Hippocrates (regarded by many as the father of modern medicine) saw dreams as important indicators of physical and mental health. Perhaps this was the first time a man came to realize that dreams do not have a divine source, and may come from human thoughts. The ancient Greeks created one of the most significant books about dreams that have ever been written. Oneirocritica (Interpretation of Dreams), was written by Artemidorus in ancient Greece; today, this book is the basis for many contemporary books about dreams.

Ancient Rome

The Roman tradition of dream interpretation was largely drawn from the Greeks. It has been said that Augustus, the successor of Julius Cesar, believed so strongly in the prophetic nature of dreams that he created a law requiring every citizen who had a dream about the empire, to talk about it on the market in their town.

Moreover, the existence of unfair or unpopular laws was justified by the fact that they were suggested in dreams. In Rome, the importance of dreams was a topic widely discussed among scholars who openly proclaimed that dreams are inspired by our own passions, emotions and experiences of everyday life and do not come from gods.

Closing Thoughts

For millennia, people have sought help with understanding and interpreting dreams; it is believed that by doing so we could gain wisdom and find solutions to our problems.

Where do you think dreams come from? Do they have any significant meaning to you?

Share your comments below.

The Sleep Blog does not provide medical advice, diagnosis, or treatment. Instead, this website provides general information for educational purposes only. Always seek the advice of a qualified health care provider if you have questions or concerns regarding any medical condition or treatment.

Better Sleep for Expecting Moms

When you are pregnant, sleep can be a real problem. A bigger belly makes sleep less comfortable and, if that’s not enough, you may find that you begin to have strange dreams. Finding a comfortable position is next to impossible, and when you finally do, it’s time to get up and go to the bathroom for the 100th time in one night. So here are seven valuable tips to make sleep easier for all mommies to be.

1. Eat a light dinner. If you eat too much or eat fatty foods, you may experience heartburn that will make it more difficult for you to fall asleep.
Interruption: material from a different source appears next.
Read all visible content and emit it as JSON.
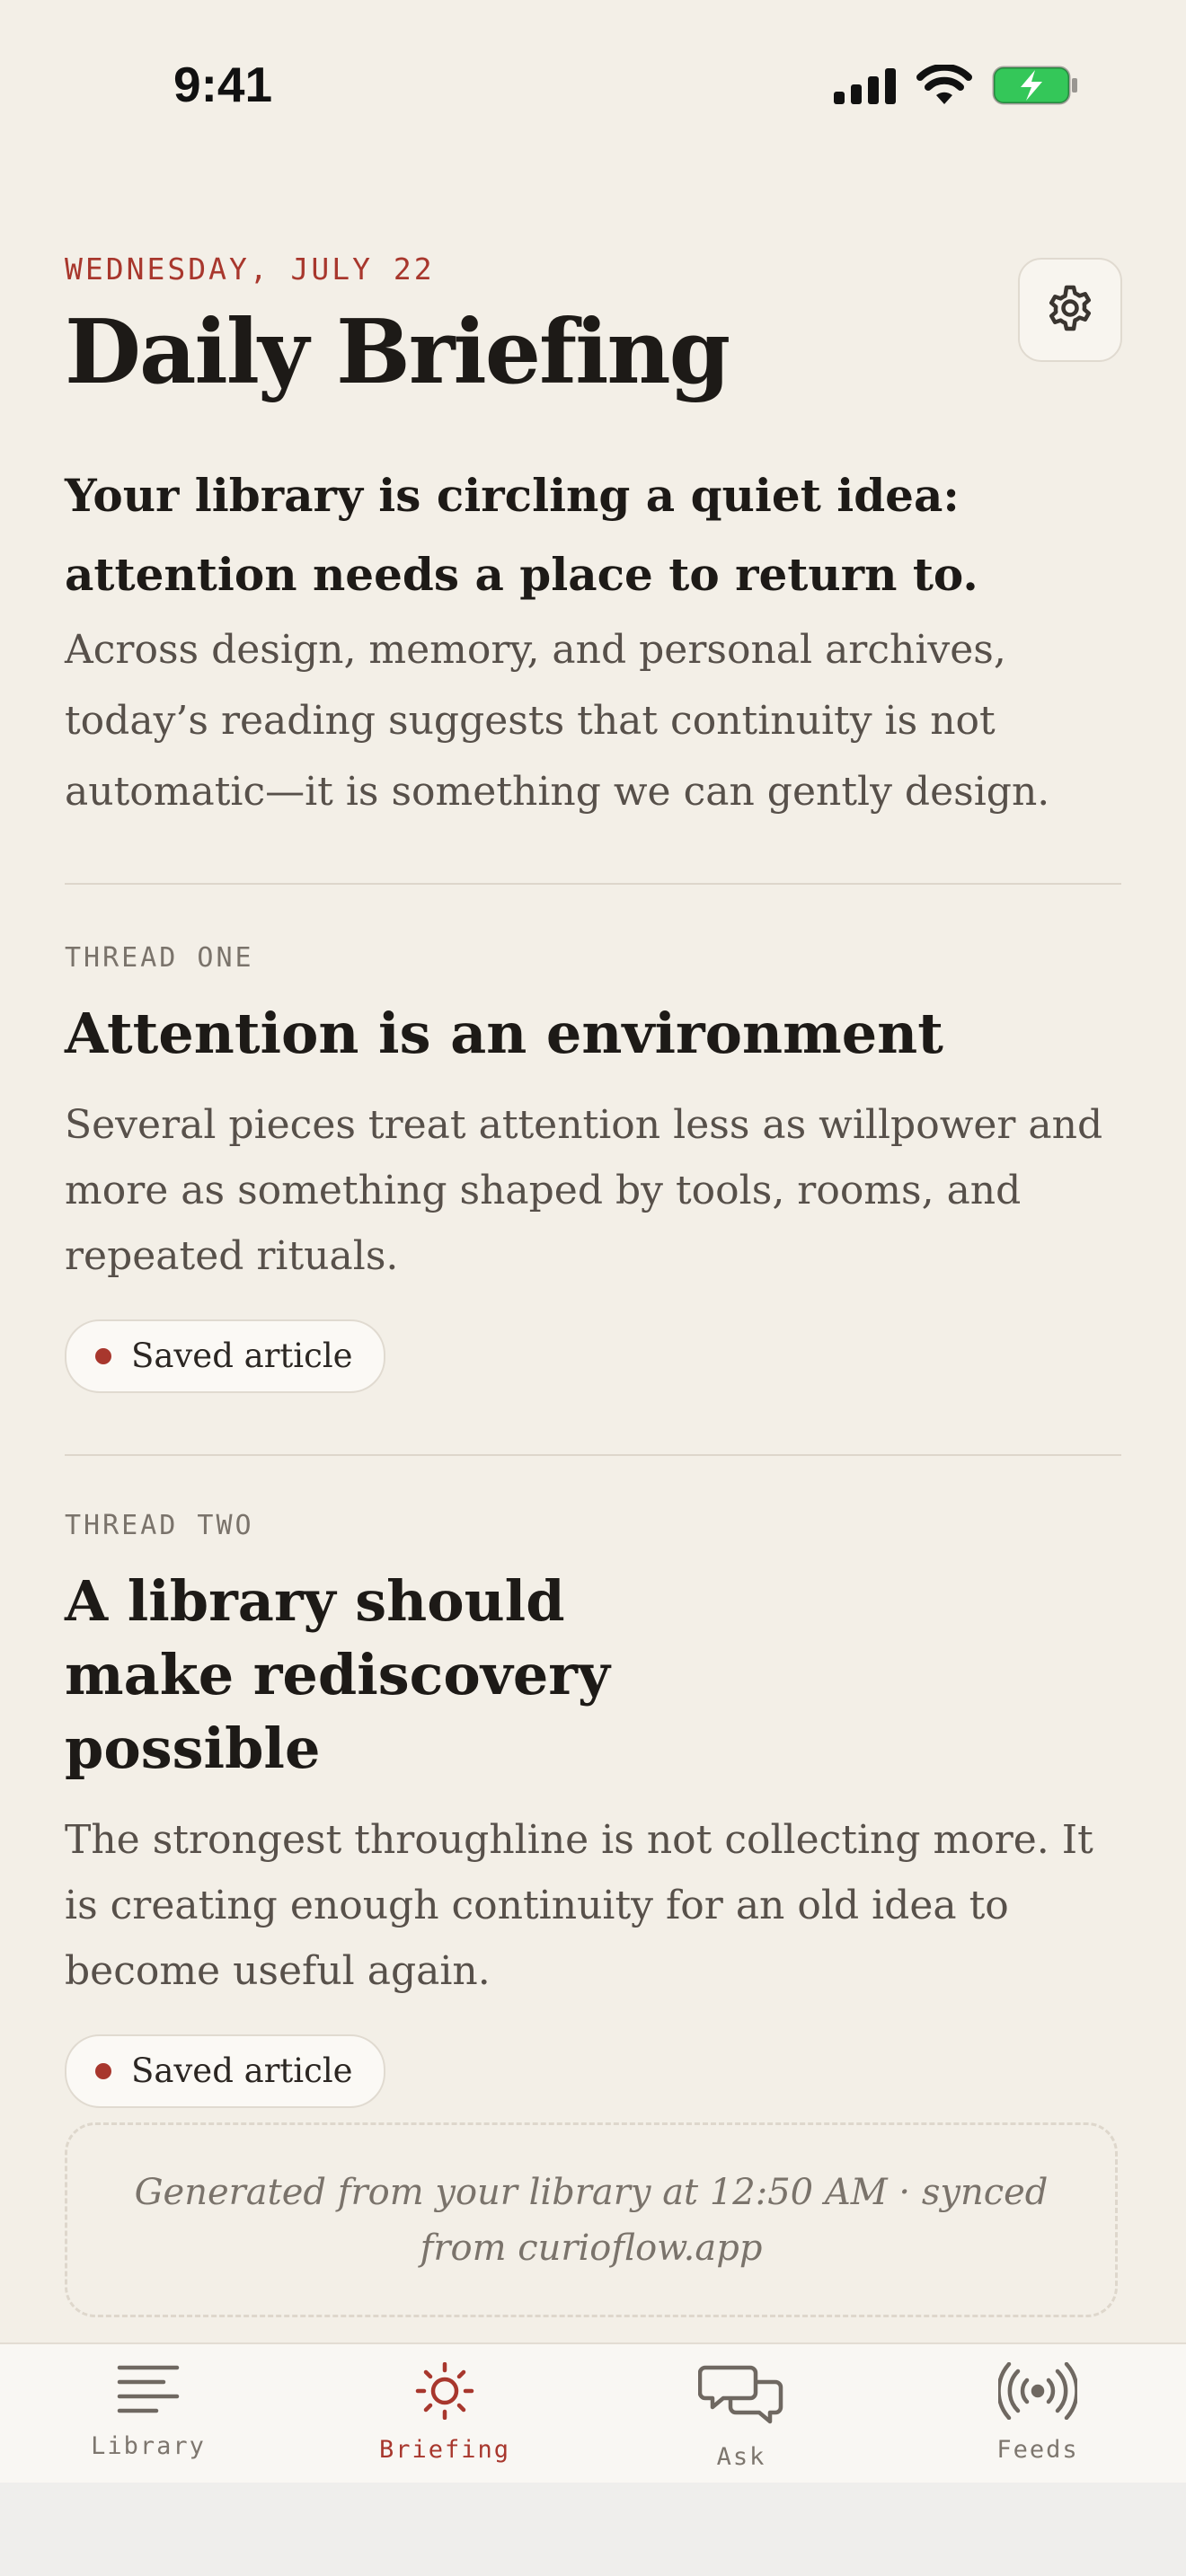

2. Drink something warm. For obvious reasons steer clear from strong teas or coffee, on the other hand a glass of warm milk is great to sip on before bedtime; it contains tryptophan, an amino acid that promotes sleep.

3. Make sure you air out your bedroom. This one benefits not only moms but also dads to be. Your bedroom shouldn’t be hot but rather slightly cool during the night. Hot rooms will make it harder to fall asleep and stay asleep.

4. Try sleeping on your left side. This position increases the amount of nutrients and blood that reach the placenta and your baby.

5. Prop yourself with pillows. Slightly bend your knees and place a pillow between your legs and under your abdomen. You can also put one under your back. Make as many adjustments as necessary until you feel comfortable.

6. Relax. Pregnancy is beautiful, but it can also be very stressful. Before bedtime try not to focus on the fact that the baby’s nursery isn’t painted the right color or how afraid you are of the delivery. If you do catch yourself thinking about those things, take a few deep breaths and try to clear your mind. Remind yourself that you and your baby need a restful night and everything else can be dealt with in the morning.

7. Strange dreams are normal. Some believe that dreams are a reflection of your emotional state, and pregnancy can sometimes feel like an emotional roller coaster. Although it is not known what exactly causes moms-to-be to have exceptionally strange, vivid and memorable dreams, you should know that millions of pregnant women experience strange dreams and that it is perfectly normal.



The Sleep Blog does not provide medical advice, diagnosis, or treatment. Instead, this website provides general information for educational purposes only. Always seek the advice of a qualified health care provider if you have questions or concerns regarding any medical condition or treatment.